# REQUIREMENT
Of the entries that follow, how many lines hold the word "data"? Reply with the number only.

[Opening INPUT section]

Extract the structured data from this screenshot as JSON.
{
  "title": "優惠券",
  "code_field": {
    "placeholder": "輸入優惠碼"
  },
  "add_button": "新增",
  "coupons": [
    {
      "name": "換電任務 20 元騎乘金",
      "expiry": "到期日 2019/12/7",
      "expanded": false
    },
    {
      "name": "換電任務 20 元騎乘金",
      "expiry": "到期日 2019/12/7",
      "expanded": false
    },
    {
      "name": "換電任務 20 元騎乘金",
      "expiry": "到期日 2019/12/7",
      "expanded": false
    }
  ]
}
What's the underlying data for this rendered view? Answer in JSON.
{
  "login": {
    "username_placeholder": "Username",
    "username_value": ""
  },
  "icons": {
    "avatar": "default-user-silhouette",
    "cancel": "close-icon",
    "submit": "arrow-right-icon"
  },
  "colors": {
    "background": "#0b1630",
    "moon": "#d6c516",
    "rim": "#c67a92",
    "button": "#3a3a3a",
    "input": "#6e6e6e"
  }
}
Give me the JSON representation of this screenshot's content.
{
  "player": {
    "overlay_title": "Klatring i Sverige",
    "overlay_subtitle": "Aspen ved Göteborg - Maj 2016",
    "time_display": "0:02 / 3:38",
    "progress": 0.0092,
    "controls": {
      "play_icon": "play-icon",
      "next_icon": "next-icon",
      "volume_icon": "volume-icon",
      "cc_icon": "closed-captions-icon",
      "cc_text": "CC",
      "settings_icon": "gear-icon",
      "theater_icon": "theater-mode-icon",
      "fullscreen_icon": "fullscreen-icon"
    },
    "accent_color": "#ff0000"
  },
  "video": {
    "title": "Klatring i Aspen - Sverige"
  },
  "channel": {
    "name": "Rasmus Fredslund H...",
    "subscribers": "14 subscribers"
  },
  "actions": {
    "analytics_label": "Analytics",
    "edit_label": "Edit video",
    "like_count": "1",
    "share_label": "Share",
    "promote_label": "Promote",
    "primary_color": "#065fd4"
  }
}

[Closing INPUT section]

# TASK SOLUTION
2